Google+ is about to be dismantled, relabelled and repackaged
With Google falling apart at the seams, we look at whether the release of their new social media platform save the day.
It is no secret that Google+ has been an unmitigated disaster as far as social media goes. At last count, Facebook and Twitter were trouncing Google+’s social media platform to an extent not seen since the beating Rocky took from Clubber Lang. And frankly, I pity the fool who is going to try to resurrect it.
But that is precisely what Brad Horowitz, Google+’s new director, is tasked with. In a statement released yesterday, Horowitz pulled attention away from “Google+” and towards “Photos and Streams”, strongly suggesting that the rumors which have abounded for months are true: Google+ is about to be dismantled, relabelled, repackaged and regurgitated to us in a slightly more Google-centric form.

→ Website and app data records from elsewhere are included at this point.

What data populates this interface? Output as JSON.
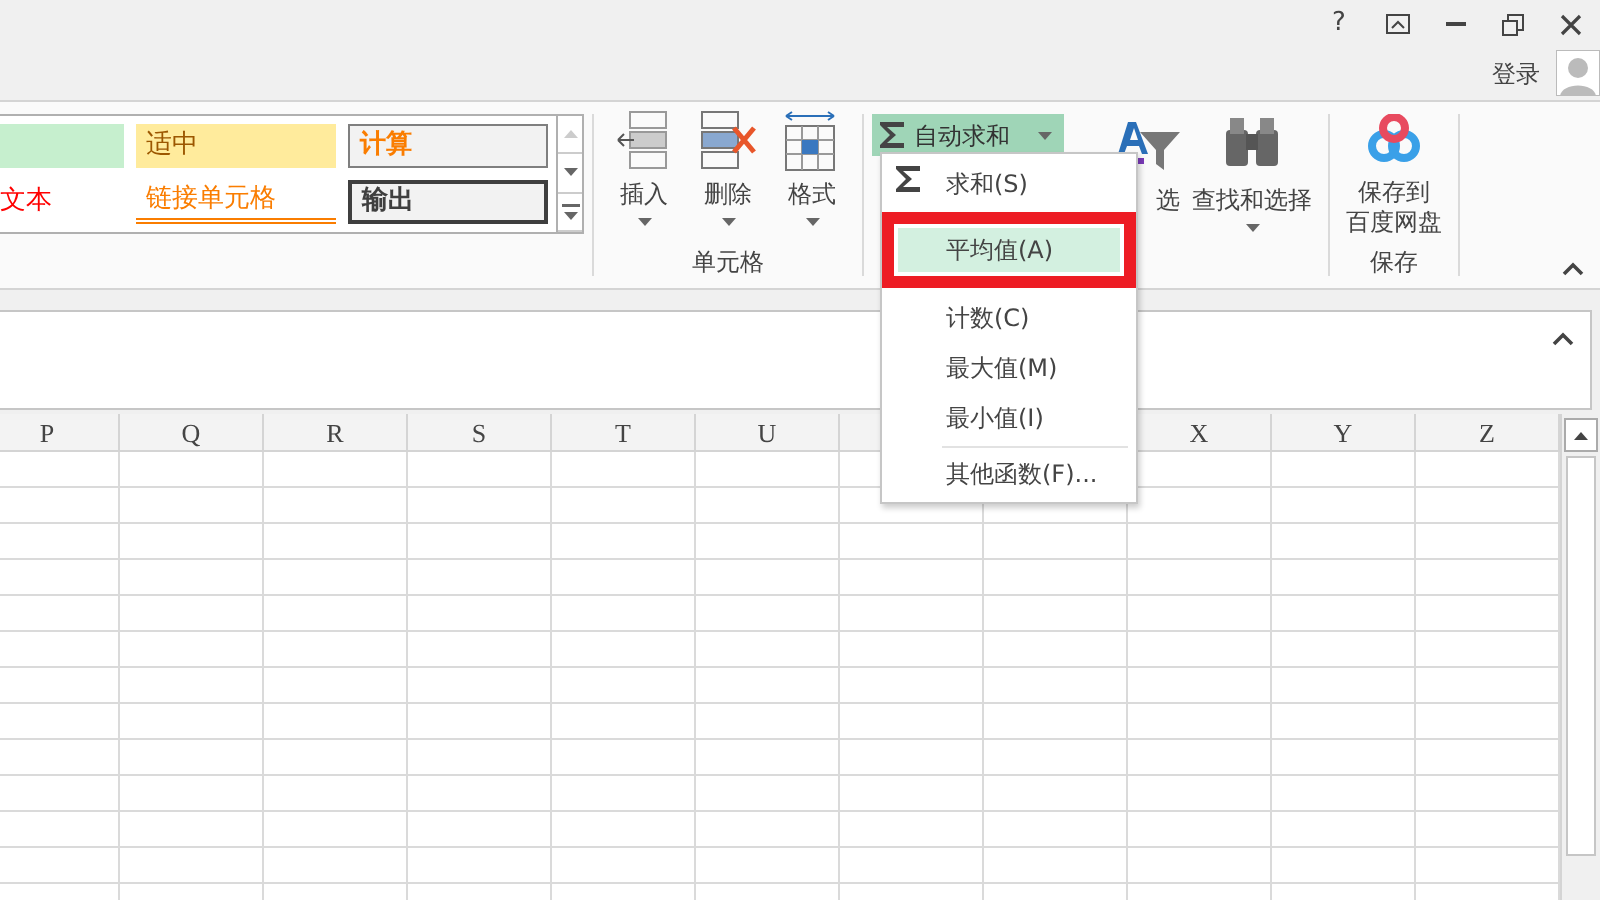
{
  "title_bar": {
    "help": "?",
    "sign_in": "登录"
  },
  "styles_gallery": {
    "cells": [
      {
        "kind": "good"
      },
      {
        "kind": "neutral",
        "label": "适中"
      },
      {
        "kind": "calc",
        "label": "计算"
      },
      {
        "kind": "warning",
        "label": "文本"
      },
      {
        "kind": "linked",
        "label": "链接单元格"
      },
      {
        "kind": "output",
        "label": "输出"
      }
    ]
  },
  "cells_group": {
    "label": "单元格",
    "buttons": [
      {
        "kind": "insert",
        "label": "插入"
      },
      {
        "kind": "delete",
        "label": "删除"
      },
      {
        "kind": "format",
        "label": "格式"
      }
    ]
  },
  "editing": {
    "autosum": {
      "label": "自动求和",
      "pressed": true
    },
    "sort_label": "选",
    "find_label": "查找和选择"
  },
  "save_group": {
    "button": [
      "保存到",
      "百度网盘"
    ],
    "label": "保存"
  },
  "autosum_menu": {
    "items": [
      {
        "label": "求和(S)",
        "kind": "sum",
        "selected": false
      },
      {
        "label": "平均值(A)",
        "selected": true
      },
      {
        "label": "计数(C)",
        "selected": false
      },
      {
        "label": "最大值(M)",
        "selected": false
      },
      {
        "label": "最小值(I)",
        "selected": false
      },
      {
        "label": "其他函数(F)...",
        "separator": true,
        "selected": false
      }
    ]
  },
  "sheet": {
    "columns": [
      "P",
      "Q",
      "R",
      "S",
      "T",
      "U",
      "X",
      "Y",
      "Z"
    ]
  }
}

It would be hard to argue that Google+ did well against Twitter or Facebook in the social media sphere, although it can also be said that Google’s social platform is far more expansive than its counterparts. This has made it somewhat difficult to quantify, as it has become a hub around which all socially-oriented Google projects center. Android-related social activity, for example, involves the use of Google+.
This has led to the decision by Google execs to reduce the overall size of Google+ by dividing it into 2 products: “Photos” and “Streams”. While Photos is a no-brainer as far as the service to be offered, Streams is a bit more enigmatic. All indications are that it will follow in the footsteps of Facebook by providing a social platform for commenting, sharing and distributing media and content.
There is no doubt that this is a big move, and Horowitz will have his hands full with a myriad of problems. Not only is Google+ horrendously unused at the moment, it is about to be demolished and replaced as a new competitor to existing social media networks. There are also reports of low morale and descent in the ranks at Google headquarters which is never a good sign when large-scale projects are about to be tackled by an international business giant.
Google is going through some pretty turbulent waters, and the future loss of major business partners such as Apple can only lead to further malcontent. In the meantime, however, there are new social platforms to be launched, and Google execs seem as unsure as anyone about what the final results will be.